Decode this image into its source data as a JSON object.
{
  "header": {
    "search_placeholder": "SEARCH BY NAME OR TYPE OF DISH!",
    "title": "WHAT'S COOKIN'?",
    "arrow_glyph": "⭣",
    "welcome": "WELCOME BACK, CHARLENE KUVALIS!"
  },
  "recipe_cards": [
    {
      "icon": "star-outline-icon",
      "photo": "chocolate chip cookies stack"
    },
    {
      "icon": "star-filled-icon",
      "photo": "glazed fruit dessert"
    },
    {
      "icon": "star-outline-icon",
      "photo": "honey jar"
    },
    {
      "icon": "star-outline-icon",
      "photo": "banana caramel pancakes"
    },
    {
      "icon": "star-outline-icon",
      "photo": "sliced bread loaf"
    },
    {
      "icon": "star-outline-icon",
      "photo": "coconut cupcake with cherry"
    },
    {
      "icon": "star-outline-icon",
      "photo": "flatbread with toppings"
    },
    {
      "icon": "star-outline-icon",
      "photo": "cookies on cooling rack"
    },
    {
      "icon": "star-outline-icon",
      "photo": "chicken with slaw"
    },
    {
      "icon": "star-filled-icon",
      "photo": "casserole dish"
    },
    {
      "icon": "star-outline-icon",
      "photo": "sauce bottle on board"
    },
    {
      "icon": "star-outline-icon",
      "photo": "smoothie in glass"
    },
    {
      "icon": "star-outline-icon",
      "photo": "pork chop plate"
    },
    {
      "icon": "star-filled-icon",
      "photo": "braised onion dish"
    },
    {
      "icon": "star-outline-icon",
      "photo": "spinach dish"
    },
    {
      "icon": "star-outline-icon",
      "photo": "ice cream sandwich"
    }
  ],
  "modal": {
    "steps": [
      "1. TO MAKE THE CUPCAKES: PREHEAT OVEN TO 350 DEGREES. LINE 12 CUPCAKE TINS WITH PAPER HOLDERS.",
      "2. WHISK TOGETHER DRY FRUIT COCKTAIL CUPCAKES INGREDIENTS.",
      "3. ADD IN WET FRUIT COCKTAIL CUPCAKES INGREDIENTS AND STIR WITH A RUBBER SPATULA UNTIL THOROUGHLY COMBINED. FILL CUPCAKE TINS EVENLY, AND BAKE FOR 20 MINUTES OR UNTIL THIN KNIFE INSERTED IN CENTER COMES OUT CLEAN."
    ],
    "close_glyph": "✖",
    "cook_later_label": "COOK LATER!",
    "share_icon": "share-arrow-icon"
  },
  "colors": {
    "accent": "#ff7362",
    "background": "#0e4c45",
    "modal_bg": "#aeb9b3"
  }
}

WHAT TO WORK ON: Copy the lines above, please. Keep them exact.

ANSWER SPACE:
Decode this image into its source data as a JSON object.
{
  "header": {
    "search_placeholder": "SEARCH BY NAME OR TYPE OF DISH!",
    "title": "WHAT'S COOKIN'?",
    "arrow_glyph": "⭣",
    "welcome": "WELCOME BACK, CHARLENE KUVALIS!"
  },
  "recipe_cards": [
    {
      "icon": "star-outline-icon",
      "photo": "chocolate chip cookies stack"
    },
    {
      "icon": "star-filled-icon",
      "photo": "glazed fruit dessert"
    },
    {
      "icon": "star-outline-icon",
      "photo": "honey jar"
    },
    {
      "icon": "star-outline-icon",
      "photo": "banana caramel pancakes"
    },
    {
      "icon": "star-outline-icon",
      "photo": "sliced bread loaf"
    },
    {
      "icon": "star-outline-icon",
      "photo": "coconut cupcake with cherry"
    },
    {
      "icon": "star-outline-icon",
      "photo": "flatbread with toppings"
    },
    {
      "icon": "star-outline-icon",
      "photo": "cookies on cooling rack"
    },
    {
      "icon": "star-outline-icon",
      "photo": "chicken with slaw"
    },
    {
      "icon": "star-filled-icon",
      "photo": "casserole dish"
    },
    {
      "icon": "star-outline-icon",
      "photo": "sauce bottle on board"
    },
    {
      "icon": "star-outline-icon",
      "photo": "smoothie in glass"
    },
    {
      "icon": "star-outline-icon",
      "photo": "pork chop plate"
    },
    {
      "icon": "star-filled-icon",
      "photo": "braised onion dish"
    },
    {
      "icon": "star-outline-icon",
      "photo": "spinach dish"
    },
    {
      "icon": "star-outline-icon",
      "photo": "ice cream sandwich"
    }
  ],
  "modal": {
    "steps": [
      "1. TO MAKE THE CUPCAKES: PREHEAT OVEN TO 350 DEGREES. LINE 12 CUPCAKE TINS WITH PAPER HOLDERS.",
      "2. WHISK TOGETHER DRY FRUIT COCKTAIL CUPCAKES INGREDIENTS.",
      "3. ADD IN WET FRUIT COCKTAIL CUPCAKES INGREDIENTS AND STIR WITH A RUBBER SPATULA UNTIL THOROUGHLY COMBINED. FILL CUPCAKE TINS EVENLY, AND BAKE FOR 20 MINUTES OR UNTIL THIN KNIFE INSERTED IN CENTER COMES OUT CLEAN."
    ],
    "close_glyph": "✖",
    "cook_later_label": "COOK LATER!",
    "share_icon": "share-arrow-icon"
  },
  "colors": {
    "accent": "#ff7362",
    "background": "#0e4c45",
    "modal_bg": "#aeb9b3"
  }
}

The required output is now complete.